Anna Perera; Guantanamo Boy

The Sunday just gone was Fathers’ Day. Prompted by this, a friend of mine tweeted a question that I thought I’d be able to answer:

I had a half-hearted stab at naming a couple of father figures who seemed like generally good eggs – Dumbledore, obviously, and The Fat Controller from Rev. Awdrey’s Thomas series. In desperation I added the father from Piggybook, who starts out not very pleasant but grows into a good father. Other friends mentioned Arthur Weasley – Ron’s dad in the Harry Potter series, Pa Ingalls from Little House on the Prairie and  Gilbert Blythe from the later Anne of Green Gables books (from Anne’s House of Dreams onwards).

Contrast this with the number of (kid)literary orphans one can name without taking more than a second to think about it: Harry Potter; Oliver Twist; Giant Peach inhabitant James; Mary Lennox; Heidi; Anne of Green Gables; Dorothy (of Oz), Mowgli; Pauline, Petrova and Posie of Ballet Shoes; Katniss Everdeen; the Sager children of Children on the Oregon Trail or the Chant siblings of Diana Wynne Jones Charmed Life, to name but a few. Read the rest of this entry

The Phenomenon of Crossover Fiction

Cover art for Harry Potter and the Philosopher's Stone, aimed at adult readers.

Cover art for Harry Potter and the Philosopher’s Stone, aimed at adult readers.

In the beginning they were furtive readers, hiding their primary coloured novels in their laps or slipping the dust jacket of the latest Andy McNab over their commuters paperback. Then, in 1998, Bloomsbury produced an adult edition of Harry Potter and the Philosopher’s Stone.  Those grown ups who had not yet succumbed to the thrall of the boy wizard now had permission to do so. It was a proper book now. A book for grown ups.

The only difference between the original, published a year before, and the new edition was the cover, a sophisticated monochrome photograph replacing the original colourful, bright and busy illustration. The move by Bloomsbury marked an important and interesting change in how we view children’s literature. Bluntly, if adults were not already reading Harry Potter, Bloomsbury wouldn’t be marketing the books to them.

Kids’ books were now officially part of pop culture – something that we ought to know about should we wish to converse with colleagues and friends. The move was repeated with subsequent novels in the series, and then, in 2005, both adult and child versions of  … Half-Blood Prince were released simultaneously.

2008 Original Hunger Games cover art

When … Deathly Hallows, the final novel in the Harry Potter series was released  in 2007,   a third of editions sold carried the adult cover*. In raw numbers that’s 1,268,738 copies; Harry Potter and the Deathly Hallows was  number one on both the adult fiction and children’s fiction bestsellers list. More recently, Suzanne Collins Hunger Games trilogy has been aggressively marketed to the crossover audience, with a staggered release of differently targeted cover art (right).
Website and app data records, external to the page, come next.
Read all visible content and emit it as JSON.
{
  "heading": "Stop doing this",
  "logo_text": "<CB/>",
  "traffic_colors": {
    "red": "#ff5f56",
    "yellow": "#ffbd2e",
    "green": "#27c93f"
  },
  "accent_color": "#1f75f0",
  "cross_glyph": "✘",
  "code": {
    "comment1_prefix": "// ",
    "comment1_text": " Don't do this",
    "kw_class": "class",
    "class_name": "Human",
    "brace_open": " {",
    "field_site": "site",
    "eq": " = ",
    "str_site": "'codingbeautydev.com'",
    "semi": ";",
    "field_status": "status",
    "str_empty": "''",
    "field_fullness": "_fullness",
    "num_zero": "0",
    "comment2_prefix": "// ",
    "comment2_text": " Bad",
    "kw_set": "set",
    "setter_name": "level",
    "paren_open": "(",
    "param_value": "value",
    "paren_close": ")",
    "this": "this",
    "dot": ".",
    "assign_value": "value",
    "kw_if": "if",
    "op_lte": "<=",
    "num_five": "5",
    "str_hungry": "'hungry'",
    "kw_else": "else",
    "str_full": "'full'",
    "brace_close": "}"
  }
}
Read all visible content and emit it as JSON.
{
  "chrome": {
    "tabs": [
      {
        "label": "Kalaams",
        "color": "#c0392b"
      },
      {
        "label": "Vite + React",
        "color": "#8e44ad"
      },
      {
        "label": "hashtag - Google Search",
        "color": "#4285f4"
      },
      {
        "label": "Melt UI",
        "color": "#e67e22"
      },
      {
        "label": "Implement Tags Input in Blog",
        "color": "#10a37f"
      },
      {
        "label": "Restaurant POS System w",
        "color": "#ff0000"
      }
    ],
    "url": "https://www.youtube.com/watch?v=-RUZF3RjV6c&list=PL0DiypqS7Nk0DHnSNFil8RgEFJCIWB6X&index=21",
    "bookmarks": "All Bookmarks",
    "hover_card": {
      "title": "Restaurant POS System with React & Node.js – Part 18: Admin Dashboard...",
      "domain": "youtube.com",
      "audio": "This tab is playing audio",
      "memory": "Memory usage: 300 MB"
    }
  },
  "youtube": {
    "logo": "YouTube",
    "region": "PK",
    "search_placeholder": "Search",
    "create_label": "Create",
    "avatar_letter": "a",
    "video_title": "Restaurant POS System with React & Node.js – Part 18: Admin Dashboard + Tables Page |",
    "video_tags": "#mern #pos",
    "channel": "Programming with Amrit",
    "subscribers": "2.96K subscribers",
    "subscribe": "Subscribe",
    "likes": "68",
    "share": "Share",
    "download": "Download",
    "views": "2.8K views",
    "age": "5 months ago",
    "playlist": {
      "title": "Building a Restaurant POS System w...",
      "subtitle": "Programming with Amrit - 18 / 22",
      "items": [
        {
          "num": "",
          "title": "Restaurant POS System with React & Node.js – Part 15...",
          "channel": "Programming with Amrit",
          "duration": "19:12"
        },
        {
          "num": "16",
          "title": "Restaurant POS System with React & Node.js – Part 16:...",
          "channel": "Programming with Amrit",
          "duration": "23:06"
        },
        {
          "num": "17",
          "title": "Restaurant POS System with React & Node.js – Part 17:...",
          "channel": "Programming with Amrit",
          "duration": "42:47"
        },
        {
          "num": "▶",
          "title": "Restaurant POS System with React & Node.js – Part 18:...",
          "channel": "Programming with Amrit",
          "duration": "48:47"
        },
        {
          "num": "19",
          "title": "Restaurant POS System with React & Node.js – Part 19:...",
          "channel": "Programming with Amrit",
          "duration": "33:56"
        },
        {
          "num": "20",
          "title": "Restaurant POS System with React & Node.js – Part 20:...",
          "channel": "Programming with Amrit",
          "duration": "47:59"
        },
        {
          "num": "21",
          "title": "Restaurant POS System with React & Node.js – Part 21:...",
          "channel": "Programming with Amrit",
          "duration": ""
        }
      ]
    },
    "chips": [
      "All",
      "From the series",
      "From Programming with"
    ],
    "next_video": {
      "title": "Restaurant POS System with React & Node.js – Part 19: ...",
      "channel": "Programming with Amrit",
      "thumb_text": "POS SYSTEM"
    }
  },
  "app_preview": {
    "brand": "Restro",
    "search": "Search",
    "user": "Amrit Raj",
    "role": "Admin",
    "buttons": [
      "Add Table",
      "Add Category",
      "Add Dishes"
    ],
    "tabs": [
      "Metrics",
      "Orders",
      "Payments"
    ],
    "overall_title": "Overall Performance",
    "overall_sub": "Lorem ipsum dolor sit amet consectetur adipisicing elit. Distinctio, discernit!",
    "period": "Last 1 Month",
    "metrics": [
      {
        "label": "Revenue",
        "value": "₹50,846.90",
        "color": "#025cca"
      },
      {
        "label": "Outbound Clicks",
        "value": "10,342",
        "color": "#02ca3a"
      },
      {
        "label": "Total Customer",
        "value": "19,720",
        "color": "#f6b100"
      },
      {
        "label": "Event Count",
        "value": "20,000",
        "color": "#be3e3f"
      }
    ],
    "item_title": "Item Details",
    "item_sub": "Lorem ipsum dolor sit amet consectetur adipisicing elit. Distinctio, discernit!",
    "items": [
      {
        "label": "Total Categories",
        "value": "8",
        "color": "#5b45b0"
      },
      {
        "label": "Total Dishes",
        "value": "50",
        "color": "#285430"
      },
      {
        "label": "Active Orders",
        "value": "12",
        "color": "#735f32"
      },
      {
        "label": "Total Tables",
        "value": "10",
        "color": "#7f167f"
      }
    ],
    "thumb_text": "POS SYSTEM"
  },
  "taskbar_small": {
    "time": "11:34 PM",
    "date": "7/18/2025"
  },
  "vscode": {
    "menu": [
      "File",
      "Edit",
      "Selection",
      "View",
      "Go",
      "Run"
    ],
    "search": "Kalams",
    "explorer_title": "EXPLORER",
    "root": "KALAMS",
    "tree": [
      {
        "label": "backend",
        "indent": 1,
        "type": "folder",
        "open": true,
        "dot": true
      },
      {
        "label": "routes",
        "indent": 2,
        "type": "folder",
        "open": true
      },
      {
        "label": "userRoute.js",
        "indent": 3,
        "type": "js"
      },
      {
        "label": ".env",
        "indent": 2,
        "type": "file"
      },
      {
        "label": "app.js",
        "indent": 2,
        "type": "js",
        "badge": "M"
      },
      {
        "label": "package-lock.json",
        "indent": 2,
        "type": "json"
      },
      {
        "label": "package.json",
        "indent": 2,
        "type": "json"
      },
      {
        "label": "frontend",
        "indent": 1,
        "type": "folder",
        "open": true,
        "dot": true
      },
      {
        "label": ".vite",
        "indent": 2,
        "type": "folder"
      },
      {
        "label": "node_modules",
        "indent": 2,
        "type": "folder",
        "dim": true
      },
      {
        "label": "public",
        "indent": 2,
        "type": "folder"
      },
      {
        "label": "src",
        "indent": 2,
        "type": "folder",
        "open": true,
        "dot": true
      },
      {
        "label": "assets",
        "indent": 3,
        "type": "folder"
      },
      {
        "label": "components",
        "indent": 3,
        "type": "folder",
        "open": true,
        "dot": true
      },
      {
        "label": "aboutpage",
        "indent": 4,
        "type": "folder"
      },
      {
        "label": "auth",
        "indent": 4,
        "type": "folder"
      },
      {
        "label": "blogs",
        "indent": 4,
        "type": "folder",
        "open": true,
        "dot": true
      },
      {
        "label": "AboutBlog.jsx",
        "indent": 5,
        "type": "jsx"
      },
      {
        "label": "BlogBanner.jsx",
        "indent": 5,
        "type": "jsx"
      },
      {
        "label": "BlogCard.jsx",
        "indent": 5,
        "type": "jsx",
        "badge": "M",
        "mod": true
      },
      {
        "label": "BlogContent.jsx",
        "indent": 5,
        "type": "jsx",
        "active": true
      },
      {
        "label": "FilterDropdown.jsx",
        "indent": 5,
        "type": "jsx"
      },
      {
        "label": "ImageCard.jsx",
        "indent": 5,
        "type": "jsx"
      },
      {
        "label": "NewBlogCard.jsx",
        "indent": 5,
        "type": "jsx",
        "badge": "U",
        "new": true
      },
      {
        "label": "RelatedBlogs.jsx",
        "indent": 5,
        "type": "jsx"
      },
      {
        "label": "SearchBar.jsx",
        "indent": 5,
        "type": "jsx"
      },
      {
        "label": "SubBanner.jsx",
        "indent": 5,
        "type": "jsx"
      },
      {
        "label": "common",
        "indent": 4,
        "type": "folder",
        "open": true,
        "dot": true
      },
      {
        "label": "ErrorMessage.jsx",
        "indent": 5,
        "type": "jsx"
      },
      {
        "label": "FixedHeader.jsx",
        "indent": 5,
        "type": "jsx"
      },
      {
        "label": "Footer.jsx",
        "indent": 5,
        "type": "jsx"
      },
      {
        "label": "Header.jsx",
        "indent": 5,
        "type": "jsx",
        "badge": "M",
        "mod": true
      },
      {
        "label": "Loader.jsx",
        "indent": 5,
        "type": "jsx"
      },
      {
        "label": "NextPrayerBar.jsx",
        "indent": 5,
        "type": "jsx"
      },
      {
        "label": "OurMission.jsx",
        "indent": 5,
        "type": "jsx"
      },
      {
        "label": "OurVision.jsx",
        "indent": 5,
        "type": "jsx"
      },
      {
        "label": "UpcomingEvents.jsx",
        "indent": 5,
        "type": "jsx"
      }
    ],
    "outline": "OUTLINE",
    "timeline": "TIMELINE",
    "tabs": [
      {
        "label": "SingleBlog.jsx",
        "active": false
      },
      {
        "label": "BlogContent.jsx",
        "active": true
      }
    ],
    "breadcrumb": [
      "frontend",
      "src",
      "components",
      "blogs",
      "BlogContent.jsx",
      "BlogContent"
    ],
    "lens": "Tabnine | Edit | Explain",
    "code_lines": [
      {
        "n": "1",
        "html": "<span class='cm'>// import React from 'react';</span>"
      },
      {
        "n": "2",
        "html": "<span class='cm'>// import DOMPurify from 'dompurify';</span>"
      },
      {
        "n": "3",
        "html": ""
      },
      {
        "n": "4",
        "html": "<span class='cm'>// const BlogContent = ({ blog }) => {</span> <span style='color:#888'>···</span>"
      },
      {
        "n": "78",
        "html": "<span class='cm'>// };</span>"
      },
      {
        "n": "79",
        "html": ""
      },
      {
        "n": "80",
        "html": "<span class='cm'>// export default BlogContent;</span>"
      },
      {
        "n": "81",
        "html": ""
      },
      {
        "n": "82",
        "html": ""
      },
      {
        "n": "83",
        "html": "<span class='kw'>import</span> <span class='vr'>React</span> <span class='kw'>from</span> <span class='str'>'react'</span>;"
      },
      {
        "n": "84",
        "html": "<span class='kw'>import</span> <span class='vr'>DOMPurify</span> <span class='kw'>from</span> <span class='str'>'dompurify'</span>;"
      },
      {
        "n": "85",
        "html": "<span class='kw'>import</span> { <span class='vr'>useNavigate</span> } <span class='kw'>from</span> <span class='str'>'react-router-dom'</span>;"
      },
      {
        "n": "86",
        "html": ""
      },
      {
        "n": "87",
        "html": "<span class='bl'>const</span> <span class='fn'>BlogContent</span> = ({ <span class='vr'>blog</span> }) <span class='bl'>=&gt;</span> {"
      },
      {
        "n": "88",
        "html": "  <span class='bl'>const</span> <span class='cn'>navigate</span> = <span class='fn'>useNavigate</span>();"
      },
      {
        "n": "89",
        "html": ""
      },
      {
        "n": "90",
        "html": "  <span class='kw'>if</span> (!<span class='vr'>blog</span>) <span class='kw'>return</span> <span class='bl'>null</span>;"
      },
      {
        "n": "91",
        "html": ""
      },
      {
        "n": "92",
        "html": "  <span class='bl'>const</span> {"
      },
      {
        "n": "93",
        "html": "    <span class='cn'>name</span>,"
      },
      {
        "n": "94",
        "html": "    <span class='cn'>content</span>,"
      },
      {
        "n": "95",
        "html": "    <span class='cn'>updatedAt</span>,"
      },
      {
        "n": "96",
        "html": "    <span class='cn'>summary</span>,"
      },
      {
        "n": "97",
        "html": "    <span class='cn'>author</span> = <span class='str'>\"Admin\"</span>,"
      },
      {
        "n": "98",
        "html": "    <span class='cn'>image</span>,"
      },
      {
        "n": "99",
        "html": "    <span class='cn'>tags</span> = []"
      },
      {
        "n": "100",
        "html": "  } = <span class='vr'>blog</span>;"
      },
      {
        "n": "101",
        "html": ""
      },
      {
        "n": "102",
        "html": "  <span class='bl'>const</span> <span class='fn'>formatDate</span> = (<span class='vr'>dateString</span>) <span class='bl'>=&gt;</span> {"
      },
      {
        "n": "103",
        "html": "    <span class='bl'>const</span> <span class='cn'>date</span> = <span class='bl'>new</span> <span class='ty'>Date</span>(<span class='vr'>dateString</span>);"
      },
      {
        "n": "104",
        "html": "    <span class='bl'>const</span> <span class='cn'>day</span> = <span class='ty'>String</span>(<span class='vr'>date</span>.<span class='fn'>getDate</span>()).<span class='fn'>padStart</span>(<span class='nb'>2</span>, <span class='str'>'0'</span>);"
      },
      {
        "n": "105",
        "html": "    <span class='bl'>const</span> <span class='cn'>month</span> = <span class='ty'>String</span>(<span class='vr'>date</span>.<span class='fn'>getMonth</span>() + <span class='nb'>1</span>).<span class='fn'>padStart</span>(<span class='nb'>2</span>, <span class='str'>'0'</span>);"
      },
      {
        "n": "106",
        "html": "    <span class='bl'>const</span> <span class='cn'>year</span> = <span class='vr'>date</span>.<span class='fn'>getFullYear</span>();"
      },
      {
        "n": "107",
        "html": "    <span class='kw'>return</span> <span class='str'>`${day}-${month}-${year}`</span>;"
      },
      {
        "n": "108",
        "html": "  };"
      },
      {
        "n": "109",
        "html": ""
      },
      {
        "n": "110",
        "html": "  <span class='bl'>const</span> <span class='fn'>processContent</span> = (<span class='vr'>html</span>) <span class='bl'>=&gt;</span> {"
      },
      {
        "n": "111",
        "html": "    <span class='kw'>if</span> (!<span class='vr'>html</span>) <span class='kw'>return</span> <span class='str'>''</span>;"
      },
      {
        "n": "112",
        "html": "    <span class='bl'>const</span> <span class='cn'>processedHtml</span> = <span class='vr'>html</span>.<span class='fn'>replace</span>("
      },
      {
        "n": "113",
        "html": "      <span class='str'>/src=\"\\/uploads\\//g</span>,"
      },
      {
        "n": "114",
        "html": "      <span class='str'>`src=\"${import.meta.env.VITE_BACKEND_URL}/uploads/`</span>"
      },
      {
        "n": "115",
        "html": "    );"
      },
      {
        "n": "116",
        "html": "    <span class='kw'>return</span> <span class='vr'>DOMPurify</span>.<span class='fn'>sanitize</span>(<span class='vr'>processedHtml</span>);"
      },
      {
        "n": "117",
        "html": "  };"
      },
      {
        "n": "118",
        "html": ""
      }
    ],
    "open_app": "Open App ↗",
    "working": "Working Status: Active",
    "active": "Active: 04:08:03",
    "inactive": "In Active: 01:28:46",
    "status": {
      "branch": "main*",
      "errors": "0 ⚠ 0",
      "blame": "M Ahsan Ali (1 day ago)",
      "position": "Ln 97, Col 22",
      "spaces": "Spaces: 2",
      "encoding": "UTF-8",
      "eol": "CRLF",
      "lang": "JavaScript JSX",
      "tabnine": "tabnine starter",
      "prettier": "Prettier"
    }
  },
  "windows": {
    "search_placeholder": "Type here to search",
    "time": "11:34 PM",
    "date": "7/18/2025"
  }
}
It is not, however,  just big franchise fiction that is treated this way. Mark Haddon’s The Curious Incident of the Dog in the Night-Time, published 2003, enjoyed the same fate, with simultaneous release of editions with covers for children and adults and became the best-selling British novel of the last decade, selling excess of two million copies. Read the rest of this entry